> _WHAT THE EXERCISE ASKS_
Output each entry in full so that the result matches the data exactly.

> _SOURCE MATERIAL_
++++

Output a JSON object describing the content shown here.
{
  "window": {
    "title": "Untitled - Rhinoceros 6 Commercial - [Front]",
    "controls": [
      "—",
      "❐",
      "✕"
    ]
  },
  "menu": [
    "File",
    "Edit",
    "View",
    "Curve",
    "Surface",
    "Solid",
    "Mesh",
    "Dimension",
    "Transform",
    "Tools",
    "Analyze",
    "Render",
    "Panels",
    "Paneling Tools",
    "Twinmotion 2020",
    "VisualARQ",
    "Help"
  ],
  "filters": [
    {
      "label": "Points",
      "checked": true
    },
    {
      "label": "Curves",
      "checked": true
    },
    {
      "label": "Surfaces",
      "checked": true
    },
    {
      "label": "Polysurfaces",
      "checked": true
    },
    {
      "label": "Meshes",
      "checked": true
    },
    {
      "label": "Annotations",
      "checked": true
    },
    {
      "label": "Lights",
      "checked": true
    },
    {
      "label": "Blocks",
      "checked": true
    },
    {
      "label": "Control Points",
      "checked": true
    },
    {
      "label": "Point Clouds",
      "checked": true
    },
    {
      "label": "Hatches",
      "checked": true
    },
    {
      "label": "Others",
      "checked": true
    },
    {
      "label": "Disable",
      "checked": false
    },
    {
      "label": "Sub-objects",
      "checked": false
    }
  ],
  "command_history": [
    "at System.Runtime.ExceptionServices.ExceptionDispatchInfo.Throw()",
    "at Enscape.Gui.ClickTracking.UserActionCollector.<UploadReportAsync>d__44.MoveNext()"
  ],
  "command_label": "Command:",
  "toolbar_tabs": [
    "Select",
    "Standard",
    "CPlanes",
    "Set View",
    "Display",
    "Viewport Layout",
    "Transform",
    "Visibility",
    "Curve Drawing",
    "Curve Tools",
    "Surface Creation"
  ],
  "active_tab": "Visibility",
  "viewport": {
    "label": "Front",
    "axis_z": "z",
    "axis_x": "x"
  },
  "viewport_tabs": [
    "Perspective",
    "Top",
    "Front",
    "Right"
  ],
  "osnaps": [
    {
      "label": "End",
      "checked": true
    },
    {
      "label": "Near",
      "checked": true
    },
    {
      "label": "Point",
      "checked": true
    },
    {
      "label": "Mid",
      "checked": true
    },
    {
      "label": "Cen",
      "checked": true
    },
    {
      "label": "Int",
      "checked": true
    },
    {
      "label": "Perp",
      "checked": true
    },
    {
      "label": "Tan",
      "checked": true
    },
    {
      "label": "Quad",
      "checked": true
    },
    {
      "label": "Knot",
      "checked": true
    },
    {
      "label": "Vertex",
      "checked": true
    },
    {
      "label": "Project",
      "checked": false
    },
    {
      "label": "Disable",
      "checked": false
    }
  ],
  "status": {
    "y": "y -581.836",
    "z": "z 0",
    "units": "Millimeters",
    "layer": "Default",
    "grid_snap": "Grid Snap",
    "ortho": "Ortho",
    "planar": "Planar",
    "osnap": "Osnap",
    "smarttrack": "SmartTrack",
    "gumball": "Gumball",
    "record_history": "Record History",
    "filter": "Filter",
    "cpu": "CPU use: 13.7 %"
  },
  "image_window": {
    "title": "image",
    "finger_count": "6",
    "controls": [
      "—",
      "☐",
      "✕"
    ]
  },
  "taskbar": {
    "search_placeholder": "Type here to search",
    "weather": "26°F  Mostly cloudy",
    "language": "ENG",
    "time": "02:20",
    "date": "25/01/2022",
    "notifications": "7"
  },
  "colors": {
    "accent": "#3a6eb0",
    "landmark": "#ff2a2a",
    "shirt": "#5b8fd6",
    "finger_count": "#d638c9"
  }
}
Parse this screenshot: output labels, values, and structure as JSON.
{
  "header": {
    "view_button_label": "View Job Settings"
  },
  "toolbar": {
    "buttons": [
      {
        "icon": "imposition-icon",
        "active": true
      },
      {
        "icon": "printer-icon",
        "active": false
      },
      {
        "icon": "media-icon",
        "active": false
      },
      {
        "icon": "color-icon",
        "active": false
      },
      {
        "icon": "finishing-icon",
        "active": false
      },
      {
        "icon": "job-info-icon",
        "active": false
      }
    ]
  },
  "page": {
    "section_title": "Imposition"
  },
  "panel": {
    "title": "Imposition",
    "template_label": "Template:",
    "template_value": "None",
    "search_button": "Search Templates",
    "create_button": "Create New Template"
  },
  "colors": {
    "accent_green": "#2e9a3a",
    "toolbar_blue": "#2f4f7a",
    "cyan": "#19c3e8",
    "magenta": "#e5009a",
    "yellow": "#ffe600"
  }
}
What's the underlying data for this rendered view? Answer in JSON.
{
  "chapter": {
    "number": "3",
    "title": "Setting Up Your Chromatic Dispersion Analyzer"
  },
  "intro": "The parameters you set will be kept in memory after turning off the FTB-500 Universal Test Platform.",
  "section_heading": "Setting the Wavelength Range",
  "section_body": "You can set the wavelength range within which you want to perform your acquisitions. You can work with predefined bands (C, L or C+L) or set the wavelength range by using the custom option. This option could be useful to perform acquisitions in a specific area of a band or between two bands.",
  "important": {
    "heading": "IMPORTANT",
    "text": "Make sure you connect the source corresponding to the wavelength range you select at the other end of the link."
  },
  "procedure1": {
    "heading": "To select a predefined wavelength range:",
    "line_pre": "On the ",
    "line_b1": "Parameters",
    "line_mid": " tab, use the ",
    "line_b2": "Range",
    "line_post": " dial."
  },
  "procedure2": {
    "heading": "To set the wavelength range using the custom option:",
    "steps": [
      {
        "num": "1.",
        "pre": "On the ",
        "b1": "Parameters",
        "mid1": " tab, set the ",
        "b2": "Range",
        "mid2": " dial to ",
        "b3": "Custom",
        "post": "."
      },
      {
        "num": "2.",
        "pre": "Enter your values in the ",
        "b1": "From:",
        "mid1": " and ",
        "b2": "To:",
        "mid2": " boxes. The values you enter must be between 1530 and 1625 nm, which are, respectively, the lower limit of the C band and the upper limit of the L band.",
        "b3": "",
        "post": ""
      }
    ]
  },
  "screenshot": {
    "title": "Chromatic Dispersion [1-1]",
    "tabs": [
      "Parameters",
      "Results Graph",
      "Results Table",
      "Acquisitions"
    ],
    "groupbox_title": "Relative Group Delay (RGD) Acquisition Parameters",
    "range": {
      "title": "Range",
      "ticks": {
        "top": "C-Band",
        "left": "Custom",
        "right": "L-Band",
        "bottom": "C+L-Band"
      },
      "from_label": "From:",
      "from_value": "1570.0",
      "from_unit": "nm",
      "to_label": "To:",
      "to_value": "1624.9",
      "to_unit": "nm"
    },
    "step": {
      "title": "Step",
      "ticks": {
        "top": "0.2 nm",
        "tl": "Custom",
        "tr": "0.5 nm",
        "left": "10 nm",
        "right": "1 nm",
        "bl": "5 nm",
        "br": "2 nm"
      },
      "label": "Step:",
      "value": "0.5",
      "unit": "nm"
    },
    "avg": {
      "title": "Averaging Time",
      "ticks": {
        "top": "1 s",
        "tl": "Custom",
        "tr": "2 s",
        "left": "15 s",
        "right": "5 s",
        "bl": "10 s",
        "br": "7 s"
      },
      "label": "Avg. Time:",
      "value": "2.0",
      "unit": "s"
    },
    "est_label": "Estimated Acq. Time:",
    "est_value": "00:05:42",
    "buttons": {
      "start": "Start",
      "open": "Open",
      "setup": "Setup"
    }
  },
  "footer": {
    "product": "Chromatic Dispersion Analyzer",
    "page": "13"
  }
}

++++

> _RESPONSE TO THE TASK_
Output a JSON object describing the content shown here.
{
  "window": {
    "title": "Untitled - Rhinoceros 6 Commercial - [Front]",
    "controls": [
      "—",
      "❐",
      "✕"
    ]
  },
  "menu": [
    "File",
    "Edit",
    "View",
    "Curve",
    "Surface",
    "Solid",
    "Mesh",
    "Dimension",
    "Transform",
    "Tools",
    "Analyze",
    "Render",
    "Panels",
    "Paneling Tools",
    "Twinmotion 2020",
    "VisualARQ",
    "Help"
  ],
  "filters": [
    {
      "label": "Points",
      "checked": true
    },
    {
      "label": "Curves",
      "checked": true
    },
    {
      "label": "Surfaces",
      "checked": true
    },
    {
      "label": "Polysurfaces",
      "checked": true
    },
    {
      "label": "Meshes",
      "checked": true
    },
    {
      "label": "Annotations",
      "checked": true
    },
    {
      "label": "Lights",
      "checked": true
    },
    {
      "label": "Blocks",
      "checked": true
    },
    {
      "label": "Control Points",
      "checked": true
    },
    {
      "label": "Point Clouds",
      "checked": true
    },
    {
      "label": "Hatches",
      "checked": true
    },
    {
      "label": "Others",
      "checked": true
    },
    {
      "label": "Disable",
      "checked": false
    },
    {
      "label": "Sub-objects",
      "checked": false
    }
  ],
  "command_history": [
    "at System.Runtime.ExceptionServices.ExceptionDispatchInfo.Throw()",
    "at Enscape.Gui.ClickTracking.UserActionCollector.<UploadReportAsync>d__44.MoveNext()"
  ],
  "command_label": "Command:",
  "toolbar_tabs": [
    "Select",
    "Standard",
    "CPlanes",
    "Set View",
    "Display",
    "Viewport Layout",
    "Transform",
    "Visibility",
    "Curve Drawing",
    "Curve Tools",
    "Surface Creation"
  ],
  "active_tab": "Visibility",
  "viewport": {
    "label": "Front",
    "axis_z": "z",
    "axis_x": "x"
  },
  "viewport_tabs": [
    "Perspective",
    "Top",
    "Front",
    "Right"
  ],
  "osnaps": [
    {
      "label": "End",
      "checked": true
    },
    {
      "label": "Near",
      "checked": true
    },
    {
      "label": "Point",
      "checked": true
    },
    {
      "label": "Mid",
      "checked": true
    },
    {
      "label": "Cen",
      "checked": true
    },
    {
      "label": "Int",
      "checked": true
    },
    {
      "label": "Perp",
      "checked": true
    },
    {
      "label": "Tan",
      "checked": true
    },
    {
      "label": "Quad",
      "checked": true
    },
    {
      "label": "Knot",
      "checked": true
    },
    {
      "label": "Vertex",
      "checked": true
    },
    {
      "label": "Project",
      "checked": false
    },
    {
      "label": "Disable",
      "checked": false
    }
  ],
  "status": {
    "y": "y -581.836",
    "z": "z 0",
    "units": "Millimeters",
    "layer": "Default",
    "grid_snap": "Grid Snap",
    "ortho": "Ortho",
    "planar": "Planar",
    "osnap": "Osnap",
    "smarttrack": "SmartTrack",
    "gumball": "Gumball",
    "record_history": "Record History",
    "filter": "Filter",
    "cpu": "CPU use: 13.7 %"
  },
  "image_window": {
    "title": "image",
    "finger_count": "6",
    "controls": [
      "—",
      "☐",
      "✕"
    ]
  },
  "taskbar": {
    "search_placeholder": "Type here to search",
    "weather": "26°F  Mostly cloudy",
    "language": "ENG",
    "time": "02:20",
    "date": "25/01/2022",
    "notifications": "7"
  },
  "colors": {
    "accent": "#3a6eb0",
    "landmark": "#ff2a2a",
    "shirt": "#5b8fd6",
    "finger_count": "#d638c9"
  }
}
Parse this screenshot: output labels, values, and structure as JSON.
{
  "header": {
    "view_button_label": "View Job Settings"
  },
  "toolbar": {
    "buttons": [
      {
        "icon": "imposition-icon",
        "active": true
      },
      {
        "icon": "printer-icon",
        "active": false
      },
      {
        "icon": "media-icon",
        "active": false
      },
      {
        "icon": "color-icon",
        "active": false
      },
      {
        "icon": "finishing-icon",
        "active": false
      },
      {
        "icon": "job-info-icon",
        "active": false
      }
    ]
  },
  "page": {
    "section_title": "Imposition"
  },
  "panel": {
    "title": "Imposition",
    "template_label": "Template:",
    "template_value": "None",
    "search_button": "Search Templates",
    "create_button": "Create New Template"
  },
  "colors": {
    "accent_green": "#2e9a3a",
    "toolbar_blue": "#2f4f7a",
    "cyan": "#19c3e8",
    "magenta": "#e5009a",
    "yellow": "#ffe600"
  }
}
What's the underlying data for this rendered view? Answer in JSON.
{
  "chapter": {
    "number": "3",
    "title": "Setting Up Your Chromatic Dispersion Analyzer"
  },
  "intro": "The parameters you set will be kept in memory after turning off the FTB-500 Universal Test Platform.",
  "section_heading": "Setting the Wavelength Range",
  "section_body": "You can set the wavelength range within which you want to perform your acquisitions. You can work with predefined bands (C, L or C+L) or set the wavelength range by using the custom option. This option could be useful to perform acquisitions in a specific area of a band or between two bands.",
  "important": {
    "heading": "IMPORTANT",
    "text": "Make sure you connect the source corresponding to the wavelength range you select at the other end of the link."
  },
  "procedure1": {
    "heading": "To select a predefined wavelength range:",
    "line_pre": "On the ",
    "line_b1": "Parameters",
    "line_mid": " tab, use the ",
    "line_b2": "Range",
    "line_post": " dial."
  },
  "procedure2": {
    "heading": "To set the wavelength range using the custom option:",
    "steps": [
      {
        "num": "1.",
        "pre": "On the ",
        "b1": "Parameters",
        "mid1": " tab, set the ",
        "b2": "Range",
        "mid2": " dial to ",
        "b3": "Custom",
        "post": "."
      },
      {
        "num": "2.",
        "pre": "Enter your values in the ",
        "b1": "From:",
        "mid1": " and ",
        "b2": "To:",
        "mid2": " boxes. The values you enter must be between 1530 and 1625 nm, which are, respectively, the lower limit of the C band and the upper limit of the L band.",
        "b3": "",
        "post": ""
      }
    ]
  },
  "screenshot": {
    "title": "Chromatic Dispersion [1-1]",
    "tabs": [
      "Parameters",
      "Results Graph",
      "Results Table",
      "Acquisitions"
    ],
    "groupbox_title": "Relative Group Delay (RGD) Acquisition Parameters",
    "range": {
      "title": "Range",
      "ticks": {
        "top": "C-Band",
        "left": "Custom",
        "right": "L-Band",
        "bottom": "C+L-Band"
      },
      "from_label": "From:",
      "from_value": "1570.0",
      "from_unit": "nm",
      "to_label": "To:",
      "to_value": "1624.9",
      "to_unit": "nm"
    },
    "step": {
      "title": "Step",
      "ticks": {
        "top": "0.2 nm",
        "tl": "Custom",
        "tr": "0.5 nm",
        "left": "10 nm",
        "right": "1 nm",
        "bl": "5 nm",
        "br": "2 nm"
      },
      "label": "Step:",
      "value": "0.5",
      "unit": "nm"
    },
    "avg": {
      "title": "Averaging Time",
      "ticks": {
        "top": "1 s",
        "tl": "Custom",
        "tr": "2 s",
        "left": "15 s",
        "right": "5 s",
        "bl": "10 s",
        "br": "7 s"
      },
      "label": "Avg. Time:",
      "value": "2.0",
      "unit": "s"
    },
    "est_label": "Estimated Acq. Time:",
    "est_value": "00:05:42",
    "buttons": {
      "start": "Start",
      "open": "Open",
      "setup": "Setup"
    }
  },
  "footer": {
    "product": "Chromatic Dispersion Analyzer",
    "page": "13"
  }
}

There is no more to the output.